Of course, it’s not only control of the Legislature at stake in 2018. Gov. Kim Reynolds will be seeking election to a full term, too.

Given that Iowans have been “quite favorable” to GOP gubernatorial candidates, Larimer thinks Reynolds is in a good spot for both the Republican primary and general election.

“What you may see is Gov. Reynolds pursuing a conservative agenda” that should help her fend off primary challengers Ron Corbett of Cedar Rapids and Steven Ray of Boone, “but also taking positions on a few issues that create some distance between her administration and the president’s,” Larimer said.
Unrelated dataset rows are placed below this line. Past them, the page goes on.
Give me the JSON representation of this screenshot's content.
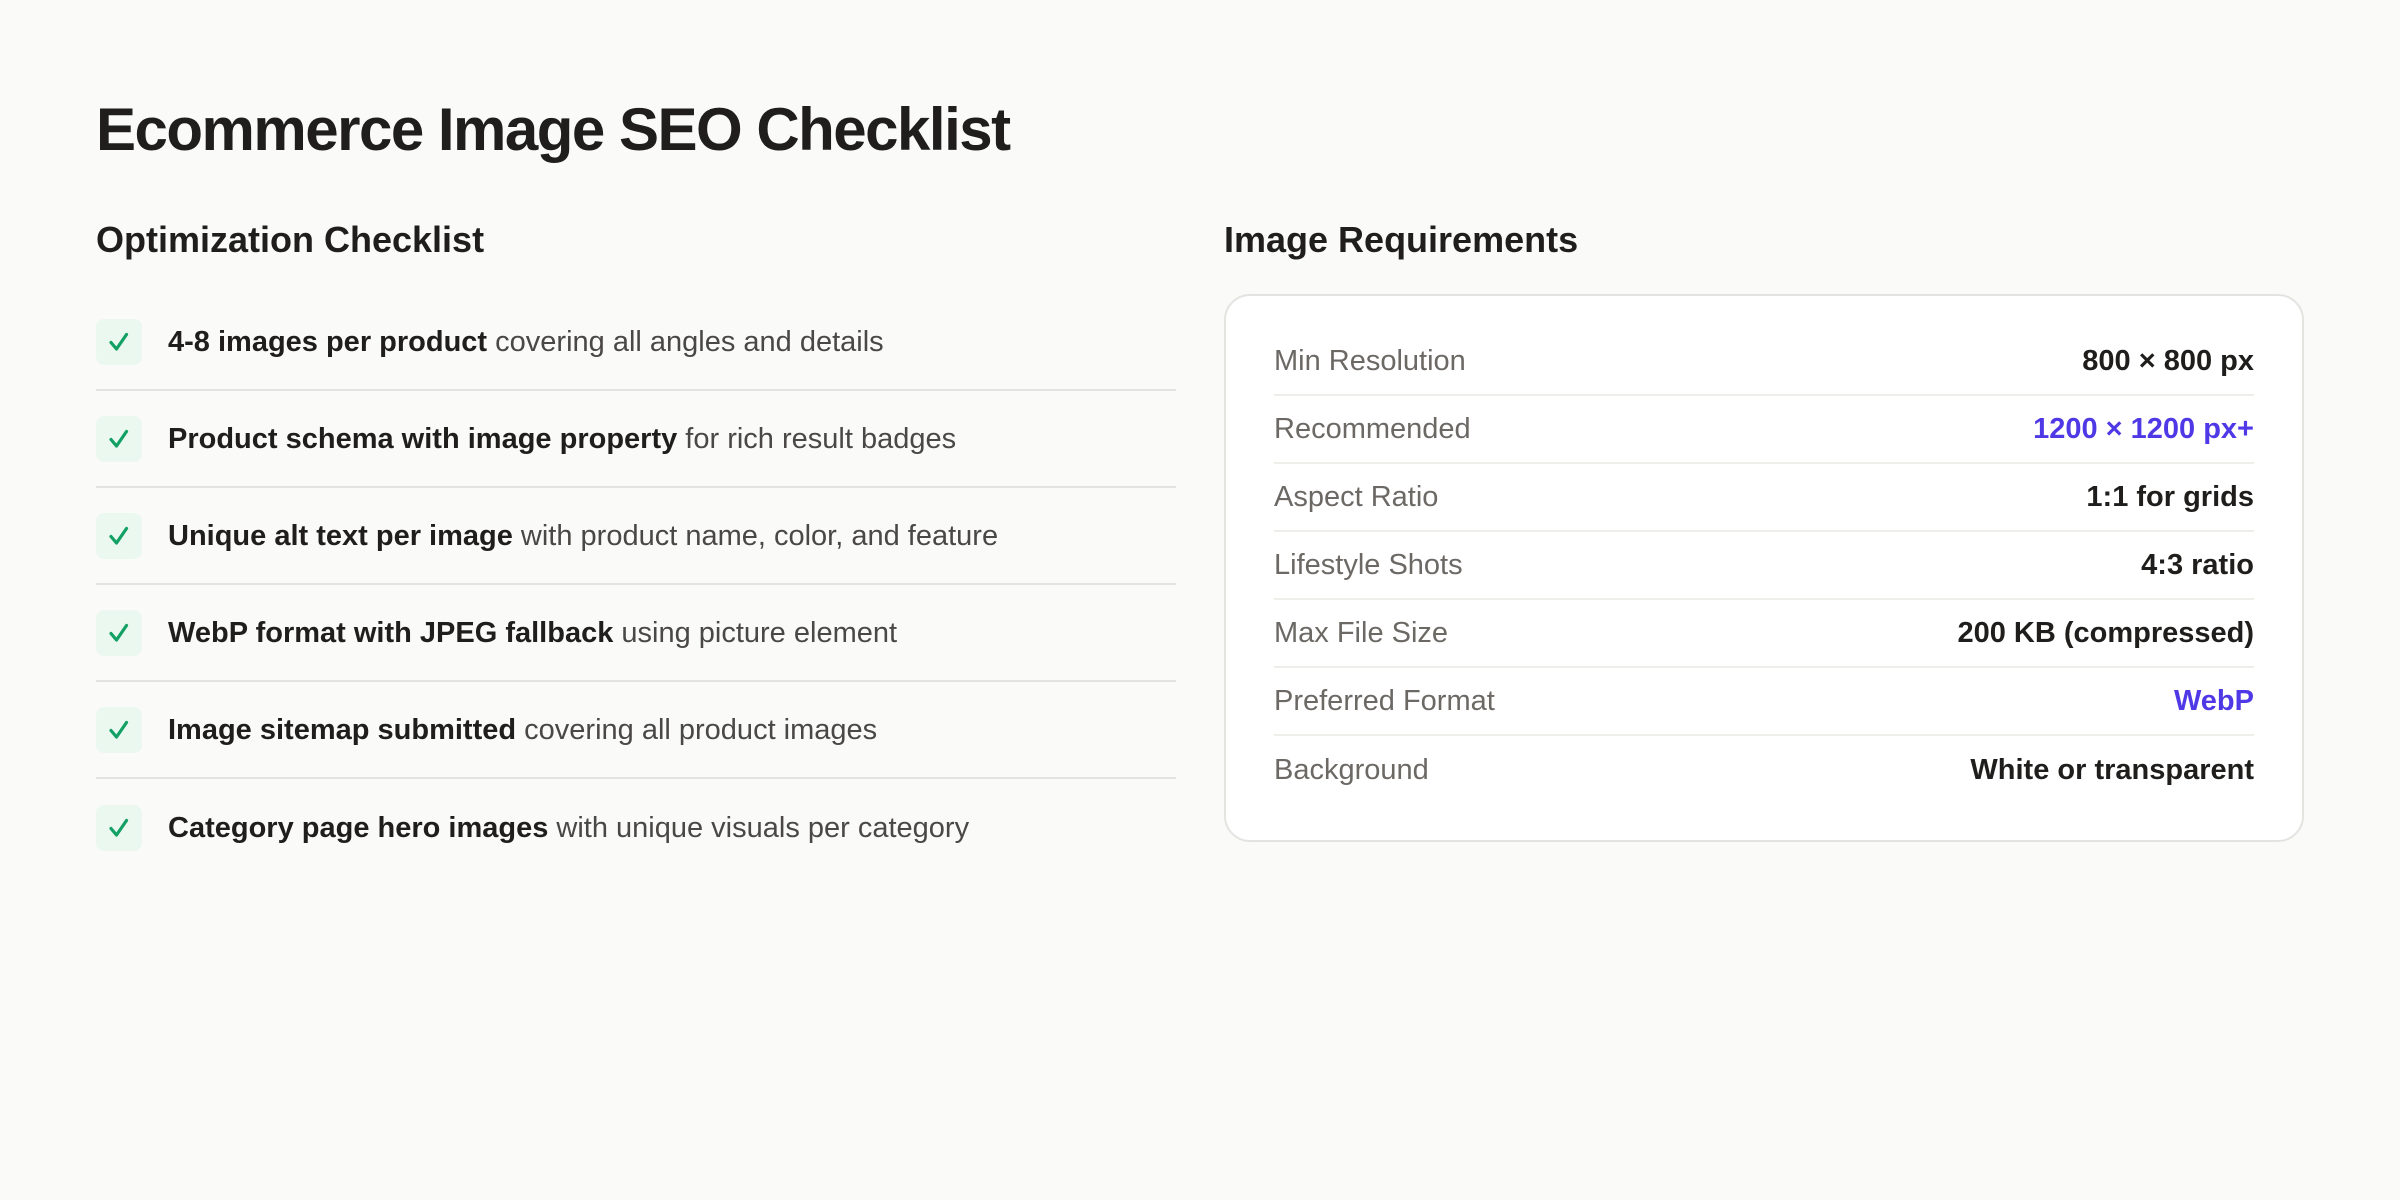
{
  "title": "Ecommerce Image SEO Checklist",
  "checklist": {
    "heading": "Optimization Checklist",
    "items": [
      {
        "strong": "4-8 images per product",
        "rest": " covering all angles and details"
      },
      {
        "strong": "Product schema with image property",
        "rest": " for rich result badges"
      },
      {
        "strong": "Unique alt text per image",
        "rest": " with product name, color, and feature"
      },
      {
        "strong": "WebP format with JPEG fallback",
        "rest": " using picture element"
      },
      {
        "strong": "Image sitemap submitted",
        "rest": " covering all product images"
      },
      {
        "strong": "Category page hero images",
        "rest": " with unique visuals per category"
      }
    ]
  },
  "requirements": {
    "heading": "Image Requirements",
    "rows": [
      {
        "label": "Min Resolution",
        "value": "800 × 800 px"
      },
      {
        "label": "Recommended",
        "value": "1200 × 1200 px+"
      },
      {
        "label": "Aspect Ratio",
        "value": "1:1 for grids"
      },
      {
        "label": "Lifestyle Shots",
        "value": "4:3 ratio"
      },
      {
        "label": "Max File Size",
        "value": "200 KB (compressed)"
      },
      {
        "label": "Preferred Format",
        "value": "WebP"
      },
      {
        "label": "Background",
        "value": "White or transparent"
      }
    ]
  },
  "icons": {
    "check": "check-icon"
  },
  "colors": {
    "background": "#fafaf8",
    "text": "#1f1e1c",
    "muted": "#6c6965",
    "check_green": "#12a064",
    "check_bg": "#ebf8f0",
    "accent": "#4f39e6",
    "border": "#e4e3df"
  }
}
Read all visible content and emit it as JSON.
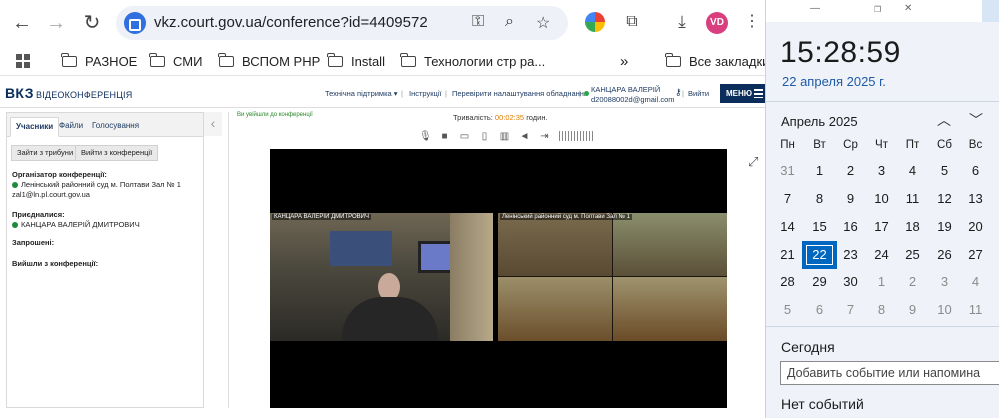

Although Iowa voters didn’t share the Democratic Party’s dislike for Branstad, Hagle said Reynolds needs to demonstrate her ability as a leader and not “just a fill-in for Branstad.”

In her favor, Iowa’s economy continues to grow — slowly — and unemployment is so low that employers report difficulty filling jobs. Political scientists say a good economy favors incumbents.

While Iowa hasn’t been as divided along party lines as some other places, Hagle said “the sharp uptick in bitter partisanship at the national level will likely affect us here as well.”

House Speaker Linda Upmeyer, R-Clear Lake, doubts that nationalizing the election will work for Democrats in Iowa.

“It’s all local,” she said, adding: “To be clear, we’re going to hold the House.”

It’s not just Democrats that Upmeyer and other Republicans need to fear, according to Senate Minority Leader Janet Petersen, D-Des Moines.

“I can tell you, in my tenure in Legislature, I have never seen people as energized as I have, really since the start of last session,” said Petersen, who was elected to the Legislature in 2000. “I hear from a lot of independent and Republicans who are frustrated as well.”

Upmeyer, a lawmaker since 2003, understands “people get frustrated if they’re not on the same side as the president, but I think this is very early to predict a wave.”